Gator turned around and watched as the mansion incinerated in the distance. “They’re dead” said Gator. “Charlene, Jake, Danny…they’re all gone.”
Judith was silent for a moment. “I’m sorry, Gator. You’re sure…about Jake?”
“I cut out his jugular,” said Gator.
Judith closed her eyes and took a deep breath followed by a long exhale. “Howard Fettel is dead, too. I found his remains near the cathedral. Maybe if we bring what’s left to Allred…”
“No,” said Gator. “Allred wanted Fettel’s secrets. Those are gone forever.”
“What about your mom?”
“She’s all I have left,” said Gator. “I’ll answer for what happened here today. Go spend what time you have left with your son.”
Judith gazed about the ruins of Leek Denaa before checking her watch. “If we drive all night we can reach Fairbanks by dawn,” said Judith.
“I just…I just want to stay here a little longer,” said Gator. “Go on without me.”
“If you’re sure that’s what you want–.”
“It is,” interrupted Gator. “Goodbye, Judith.”
Gator never saw Judith again after Leek Denaa. He spent the days leading up to the full moon searching every inch of the crater without rest for Charlene’s children. When he found nothing, he returned to the mansion to pay his last respects. That morning he spotted a bright reflection emanating from a nearby forest. The silver briefcase jutted out of the snow.
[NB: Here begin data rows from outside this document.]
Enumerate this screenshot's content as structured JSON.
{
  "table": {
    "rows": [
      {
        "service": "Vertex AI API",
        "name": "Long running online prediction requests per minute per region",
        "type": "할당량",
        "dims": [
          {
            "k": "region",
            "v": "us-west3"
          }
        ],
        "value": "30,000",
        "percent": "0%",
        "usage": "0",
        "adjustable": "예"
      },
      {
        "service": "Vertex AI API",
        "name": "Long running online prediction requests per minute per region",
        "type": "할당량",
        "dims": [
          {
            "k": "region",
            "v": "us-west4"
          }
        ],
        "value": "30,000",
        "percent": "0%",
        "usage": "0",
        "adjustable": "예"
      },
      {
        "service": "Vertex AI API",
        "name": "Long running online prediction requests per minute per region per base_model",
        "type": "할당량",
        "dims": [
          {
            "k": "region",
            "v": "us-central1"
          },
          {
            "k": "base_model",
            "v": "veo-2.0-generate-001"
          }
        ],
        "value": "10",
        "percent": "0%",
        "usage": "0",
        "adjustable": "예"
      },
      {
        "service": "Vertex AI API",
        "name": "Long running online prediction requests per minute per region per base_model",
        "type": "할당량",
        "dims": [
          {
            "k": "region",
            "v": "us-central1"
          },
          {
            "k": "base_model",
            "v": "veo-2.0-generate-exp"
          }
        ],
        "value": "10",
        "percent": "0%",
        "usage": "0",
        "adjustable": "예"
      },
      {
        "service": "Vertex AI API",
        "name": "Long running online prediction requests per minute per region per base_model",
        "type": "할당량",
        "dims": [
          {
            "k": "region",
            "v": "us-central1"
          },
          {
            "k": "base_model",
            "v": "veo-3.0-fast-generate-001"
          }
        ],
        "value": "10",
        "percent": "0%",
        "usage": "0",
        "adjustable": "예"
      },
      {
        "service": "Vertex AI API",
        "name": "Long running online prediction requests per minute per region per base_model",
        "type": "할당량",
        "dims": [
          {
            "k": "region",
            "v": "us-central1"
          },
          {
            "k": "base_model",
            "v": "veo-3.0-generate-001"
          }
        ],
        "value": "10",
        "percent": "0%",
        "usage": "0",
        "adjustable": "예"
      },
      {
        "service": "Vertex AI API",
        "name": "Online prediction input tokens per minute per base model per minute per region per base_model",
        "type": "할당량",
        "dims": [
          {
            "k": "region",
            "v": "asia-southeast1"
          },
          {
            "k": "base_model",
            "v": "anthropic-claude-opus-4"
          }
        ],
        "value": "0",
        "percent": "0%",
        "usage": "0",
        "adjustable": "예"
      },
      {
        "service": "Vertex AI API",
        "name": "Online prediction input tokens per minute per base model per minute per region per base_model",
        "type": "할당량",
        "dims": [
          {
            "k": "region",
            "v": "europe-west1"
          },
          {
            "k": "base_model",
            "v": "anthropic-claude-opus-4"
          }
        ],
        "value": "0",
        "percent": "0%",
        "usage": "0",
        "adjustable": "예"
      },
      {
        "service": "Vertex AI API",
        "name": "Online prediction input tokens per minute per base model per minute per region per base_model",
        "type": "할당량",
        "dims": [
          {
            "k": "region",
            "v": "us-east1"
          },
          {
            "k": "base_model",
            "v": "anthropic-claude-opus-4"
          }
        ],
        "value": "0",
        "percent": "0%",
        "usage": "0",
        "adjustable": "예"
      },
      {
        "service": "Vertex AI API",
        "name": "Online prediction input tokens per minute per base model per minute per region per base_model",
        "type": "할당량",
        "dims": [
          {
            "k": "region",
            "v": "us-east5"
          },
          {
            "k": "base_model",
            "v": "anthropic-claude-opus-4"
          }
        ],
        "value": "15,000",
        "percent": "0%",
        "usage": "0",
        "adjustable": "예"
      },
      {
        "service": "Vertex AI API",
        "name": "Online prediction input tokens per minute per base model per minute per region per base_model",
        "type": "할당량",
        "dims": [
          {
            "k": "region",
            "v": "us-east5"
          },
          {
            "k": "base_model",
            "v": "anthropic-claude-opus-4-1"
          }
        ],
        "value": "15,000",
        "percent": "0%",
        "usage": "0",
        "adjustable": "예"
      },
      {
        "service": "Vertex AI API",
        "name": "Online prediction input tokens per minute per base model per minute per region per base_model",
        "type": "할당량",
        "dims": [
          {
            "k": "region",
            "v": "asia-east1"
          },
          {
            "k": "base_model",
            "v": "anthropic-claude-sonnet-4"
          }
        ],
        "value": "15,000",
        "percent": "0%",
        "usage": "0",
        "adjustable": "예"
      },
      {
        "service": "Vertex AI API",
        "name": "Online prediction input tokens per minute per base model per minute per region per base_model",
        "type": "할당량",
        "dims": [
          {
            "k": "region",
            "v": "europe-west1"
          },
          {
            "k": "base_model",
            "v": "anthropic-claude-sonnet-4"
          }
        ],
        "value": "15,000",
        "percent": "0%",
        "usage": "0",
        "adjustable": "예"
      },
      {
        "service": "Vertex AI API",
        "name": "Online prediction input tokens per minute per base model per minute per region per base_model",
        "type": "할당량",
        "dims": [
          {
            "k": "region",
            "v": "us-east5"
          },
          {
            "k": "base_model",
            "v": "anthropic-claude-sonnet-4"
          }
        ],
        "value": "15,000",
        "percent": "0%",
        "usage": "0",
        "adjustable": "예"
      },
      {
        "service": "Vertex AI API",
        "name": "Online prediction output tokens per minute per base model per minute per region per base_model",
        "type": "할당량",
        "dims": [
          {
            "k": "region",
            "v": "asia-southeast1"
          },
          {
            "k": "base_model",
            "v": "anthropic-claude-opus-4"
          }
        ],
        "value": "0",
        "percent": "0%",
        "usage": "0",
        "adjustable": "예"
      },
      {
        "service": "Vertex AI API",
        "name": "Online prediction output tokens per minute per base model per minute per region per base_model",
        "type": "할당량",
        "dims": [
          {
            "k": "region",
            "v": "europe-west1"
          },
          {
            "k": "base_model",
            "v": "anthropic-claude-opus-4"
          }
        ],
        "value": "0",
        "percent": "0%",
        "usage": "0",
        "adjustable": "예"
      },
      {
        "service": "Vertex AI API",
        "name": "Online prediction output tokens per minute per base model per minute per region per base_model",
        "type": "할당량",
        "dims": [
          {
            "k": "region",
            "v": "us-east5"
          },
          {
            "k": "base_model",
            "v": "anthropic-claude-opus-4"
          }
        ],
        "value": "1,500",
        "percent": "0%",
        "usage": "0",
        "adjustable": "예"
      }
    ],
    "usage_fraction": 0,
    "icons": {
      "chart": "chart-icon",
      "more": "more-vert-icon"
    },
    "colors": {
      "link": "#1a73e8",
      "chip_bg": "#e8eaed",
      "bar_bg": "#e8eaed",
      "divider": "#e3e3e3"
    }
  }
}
It’s lock had come unlatched, revealing its contents.
Maybe I have something for Allred after all, thought Gator.